Jtown cluster reports that: Reality star Kim Kardashian is studying to be a lawyer, inspired by her success in helping to win the release from U.S. prisons of two women.According to her, she wants to become a lawyer because ” I just felt like I wanted to be able to fight for people who have paid their dues to society.”Kardashian told Vogue magazine in an interview published on Wednesday that she has begun a four-year apprenticeship with a San Francisco-based law firm under a California program for those without formal qualifications.Kardashian, who dropped out of college, said she aims to take the bar exam in 2022.The “Keeping up with the Kardashians” star said she made the decision last summer after visiting the White House and persuading President Donald Trump to commute a life sentence handed out to a 63-year-old woman in Tennessee for a first drug offense.“I just felt like I wanted to be able to fight for people who have paid their dues to society. I just felt like the system could be so different, and I wanted to fight to fix it, and if I knew more, I could do more,” Kardashian, 38, told Vogue.Read Also: Kim Kardashian and Kanye West’s surrogate spotted Kardashian helped to win clemency in January for another woman in Tennessee who had been convicted as a teenager of murdering a man who paid to have sex with her.Kardashian said her first year of the apprenticeship involved studying three subjects: criminal law, torts and contracts.“To me, torts is the most confusing, contracts the most boring, and crime law I can do in my sleep. Took my first test, I got a 100. Super easy for me,” she told Vogue.
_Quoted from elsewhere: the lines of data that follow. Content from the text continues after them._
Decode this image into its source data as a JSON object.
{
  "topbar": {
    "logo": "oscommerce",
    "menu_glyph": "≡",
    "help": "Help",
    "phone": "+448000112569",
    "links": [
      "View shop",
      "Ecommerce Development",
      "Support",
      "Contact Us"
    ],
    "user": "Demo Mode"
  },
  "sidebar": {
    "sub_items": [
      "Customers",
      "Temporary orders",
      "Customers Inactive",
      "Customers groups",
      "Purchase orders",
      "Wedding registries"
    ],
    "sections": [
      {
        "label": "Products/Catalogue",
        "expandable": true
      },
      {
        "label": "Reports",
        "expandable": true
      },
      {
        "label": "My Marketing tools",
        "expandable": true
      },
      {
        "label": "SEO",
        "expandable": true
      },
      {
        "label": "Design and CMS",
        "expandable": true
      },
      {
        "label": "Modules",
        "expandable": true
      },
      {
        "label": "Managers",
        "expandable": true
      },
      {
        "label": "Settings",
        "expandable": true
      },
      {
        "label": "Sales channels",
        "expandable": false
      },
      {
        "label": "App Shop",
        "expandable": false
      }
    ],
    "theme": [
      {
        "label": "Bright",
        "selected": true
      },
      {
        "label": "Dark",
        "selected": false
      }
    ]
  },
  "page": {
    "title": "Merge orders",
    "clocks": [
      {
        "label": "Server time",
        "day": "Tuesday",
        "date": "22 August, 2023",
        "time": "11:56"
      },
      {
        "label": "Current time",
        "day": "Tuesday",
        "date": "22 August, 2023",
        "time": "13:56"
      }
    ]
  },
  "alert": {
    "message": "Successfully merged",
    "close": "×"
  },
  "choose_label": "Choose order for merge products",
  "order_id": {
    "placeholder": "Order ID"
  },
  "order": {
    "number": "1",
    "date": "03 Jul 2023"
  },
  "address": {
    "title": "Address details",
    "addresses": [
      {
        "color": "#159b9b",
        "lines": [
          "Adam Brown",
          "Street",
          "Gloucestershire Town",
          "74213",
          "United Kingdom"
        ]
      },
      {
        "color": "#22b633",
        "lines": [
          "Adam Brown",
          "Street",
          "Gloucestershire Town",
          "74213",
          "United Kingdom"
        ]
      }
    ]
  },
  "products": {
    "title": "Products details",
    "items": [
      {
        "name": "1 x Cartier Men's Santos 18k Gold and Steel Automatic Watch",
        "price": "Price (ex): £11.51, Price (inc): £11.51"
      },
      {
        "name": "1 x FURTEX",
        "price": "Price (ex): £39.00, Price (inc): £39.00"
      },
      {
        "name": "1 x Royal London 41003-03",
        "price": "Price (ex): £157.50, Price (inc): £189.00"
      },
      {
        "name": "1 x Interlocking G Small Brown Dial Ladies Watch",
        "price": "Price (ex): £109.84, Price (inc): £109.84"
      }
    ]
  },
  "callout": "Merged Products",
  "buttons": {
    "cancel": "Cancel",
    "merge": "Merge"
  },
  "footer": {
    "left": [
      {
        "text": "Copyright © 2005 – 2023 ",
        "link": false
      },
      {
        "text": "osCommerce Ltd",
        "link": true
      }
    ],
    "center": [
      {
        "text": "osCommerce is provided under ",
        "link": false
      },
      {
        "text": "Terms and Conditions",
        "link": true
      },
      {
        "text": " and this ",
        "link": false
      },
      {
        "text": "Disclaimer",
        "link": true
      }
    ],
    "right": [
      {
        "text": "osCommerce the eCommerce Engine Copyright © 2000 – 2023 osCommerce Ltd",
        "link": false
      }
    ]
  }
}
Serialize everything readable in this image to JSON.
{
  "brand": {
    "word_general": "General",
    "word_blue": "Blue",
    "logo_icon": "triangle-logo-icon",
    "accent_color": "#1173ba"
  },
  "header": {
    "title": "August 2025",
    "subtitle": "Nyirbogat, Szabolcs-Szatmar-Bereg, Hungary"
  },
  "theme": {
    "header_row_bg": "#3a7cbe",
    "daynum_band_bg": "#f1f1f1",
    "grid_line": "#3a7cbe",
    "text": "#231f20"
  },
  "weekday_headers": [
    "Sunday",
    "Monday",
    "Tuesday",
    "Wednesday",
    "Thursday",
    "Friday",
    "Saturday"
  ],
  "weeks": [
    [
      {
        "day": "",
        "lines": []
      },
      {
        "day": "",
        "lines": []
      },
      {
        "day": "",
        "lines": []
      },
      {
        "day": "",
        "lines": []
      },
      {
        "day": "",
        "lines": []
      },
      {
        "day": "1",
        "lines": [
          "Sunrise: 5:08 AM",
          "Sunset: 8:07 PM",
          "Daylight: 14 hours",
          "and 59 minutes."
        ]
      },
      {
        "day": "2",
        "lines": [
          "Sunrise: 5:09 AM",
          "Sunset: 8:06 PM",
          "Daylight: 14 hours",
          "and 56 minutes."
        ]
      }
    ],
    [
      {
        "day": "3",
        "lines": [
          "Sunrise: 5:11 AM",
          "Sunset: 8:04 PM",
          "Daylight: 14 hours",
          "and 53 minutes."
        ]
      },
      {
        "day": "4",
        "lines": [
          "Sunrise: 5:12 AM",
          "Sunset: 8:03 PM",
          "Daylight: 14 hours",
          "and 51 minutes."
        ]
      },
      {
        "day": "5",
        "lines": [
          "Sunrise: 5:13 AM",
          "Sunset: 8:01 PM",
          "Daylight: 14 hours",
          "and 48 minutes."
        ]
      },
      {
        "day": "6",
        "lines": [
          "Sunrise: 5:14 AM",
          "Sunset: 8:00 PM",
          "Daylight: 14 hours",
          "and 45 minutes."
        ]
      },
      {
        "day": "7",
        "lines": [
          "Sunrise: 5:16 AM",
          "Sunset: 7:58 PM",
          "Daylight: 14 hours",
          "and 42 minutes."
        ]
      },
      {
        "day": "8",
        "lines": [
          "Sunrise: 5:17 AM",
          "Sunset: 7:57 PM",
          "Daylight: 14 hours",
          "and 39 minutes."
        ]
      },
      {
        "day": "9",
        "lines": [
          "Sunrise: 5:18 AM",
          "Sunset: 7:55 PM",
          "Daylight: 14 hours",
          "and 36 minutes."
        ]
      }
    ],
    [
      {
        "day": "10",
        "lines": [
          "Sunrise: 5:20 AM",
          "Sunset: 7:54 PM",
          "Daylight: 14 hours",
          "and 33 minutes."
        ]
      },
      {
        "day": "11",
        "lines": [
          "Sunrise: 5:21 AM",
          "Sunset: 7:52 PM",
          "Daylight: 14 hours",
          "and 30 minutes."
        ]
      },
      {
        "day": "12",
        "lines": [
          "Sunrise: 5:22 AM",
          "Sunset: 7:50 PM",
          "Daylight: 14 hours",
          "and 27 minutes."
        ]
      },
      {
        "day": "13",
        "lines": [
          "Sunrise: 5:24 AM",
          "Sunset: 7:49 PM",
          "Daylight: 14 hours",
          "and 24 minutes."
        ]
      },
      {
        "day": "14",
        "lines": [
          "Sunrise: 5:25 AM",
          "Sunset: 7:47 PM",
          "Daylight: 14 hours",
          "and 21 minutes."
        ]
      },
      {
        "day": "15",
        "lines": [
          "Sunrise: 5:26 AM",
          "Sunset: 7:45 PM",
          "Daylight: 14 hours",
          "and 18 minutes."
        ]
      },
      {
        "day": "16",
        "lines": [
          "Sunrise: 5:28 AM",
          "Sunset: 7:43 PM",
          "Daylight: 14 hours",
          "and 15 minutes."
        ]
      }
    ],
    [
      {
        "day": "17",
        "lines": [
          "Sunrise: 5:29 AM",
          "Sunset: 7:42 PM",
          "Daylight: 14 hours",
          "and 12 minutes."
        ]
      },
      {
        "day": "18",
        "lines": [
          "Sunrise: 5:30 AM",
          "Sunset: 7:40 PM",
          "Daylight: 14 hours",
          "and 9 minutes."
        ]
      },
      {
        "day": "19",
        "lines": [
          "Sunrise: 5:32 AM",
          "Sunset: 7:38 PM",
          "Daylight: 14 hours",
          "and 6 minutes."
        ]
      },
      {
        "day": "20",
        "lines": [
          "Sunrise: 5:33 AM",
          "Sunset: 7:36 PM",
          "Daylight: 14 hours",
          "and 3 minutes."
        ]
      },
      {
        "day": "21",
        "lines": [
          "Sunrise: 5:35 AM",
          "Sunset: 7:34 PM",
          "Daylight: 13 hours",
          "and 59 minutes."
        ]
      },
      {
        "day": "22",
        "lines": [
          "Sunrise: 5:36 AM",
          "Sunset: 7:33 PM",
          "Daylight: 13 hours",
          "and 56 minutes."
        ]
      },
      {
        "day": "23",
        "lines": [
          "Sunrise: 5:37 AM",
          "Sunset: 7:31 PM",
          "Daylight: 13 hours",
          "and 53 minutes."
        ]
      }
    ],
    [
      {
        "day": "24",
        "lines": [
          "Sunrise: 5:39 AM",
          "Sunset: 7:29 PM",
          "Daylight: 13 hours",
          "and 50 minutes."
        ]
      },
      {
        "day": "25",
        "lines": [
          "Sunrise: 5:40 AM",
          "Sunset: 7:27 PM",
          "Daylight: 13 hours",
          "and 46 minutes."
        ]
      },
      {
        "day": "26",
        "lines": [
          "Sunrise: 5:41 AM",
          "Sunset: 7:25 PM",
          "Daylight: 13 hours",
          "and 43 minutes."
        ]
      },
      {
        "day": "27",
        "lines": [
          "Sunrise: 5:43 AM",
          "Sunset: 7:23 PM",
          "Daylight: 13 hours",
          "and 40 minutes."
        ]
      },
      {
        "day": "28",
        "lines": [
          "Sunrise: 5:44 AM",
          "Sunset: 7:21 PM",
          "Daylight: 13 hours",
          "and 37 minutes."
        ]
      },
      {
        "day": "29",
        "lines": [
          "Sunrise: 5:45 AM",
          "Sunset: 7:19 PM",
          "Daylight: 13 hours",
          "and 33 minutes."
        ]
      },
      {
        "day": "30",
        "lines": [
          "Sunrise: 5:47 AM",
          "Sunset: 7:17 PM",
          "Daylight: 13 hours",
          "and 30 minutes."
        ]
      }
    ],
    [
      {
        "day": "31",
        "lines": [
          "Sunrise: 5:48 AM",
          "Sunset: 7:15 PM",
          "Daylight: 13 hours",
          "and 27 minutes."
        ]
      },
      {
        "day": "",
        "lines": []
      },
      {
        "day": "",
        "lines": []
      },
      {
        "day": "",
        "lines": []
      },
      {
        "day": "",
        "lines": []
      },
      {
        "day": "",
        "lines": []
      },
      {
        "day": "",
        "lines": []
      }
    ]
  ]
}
“The reading is what really gets me. It’s so time-consuming. The concepts I grasp in two seconds.”While best known for developing beauty and fashion products and showcasing her life with her sisters on the TV show “Keeping Up With the Kardashians,” Kardashian has some powerful legal DNA.Her late father, Robert Kardashian, was a prominent Los Angeles lawyer who was part of the legal team representing football star O.J. Simpson in his 1995 trial and acquittal for double murder.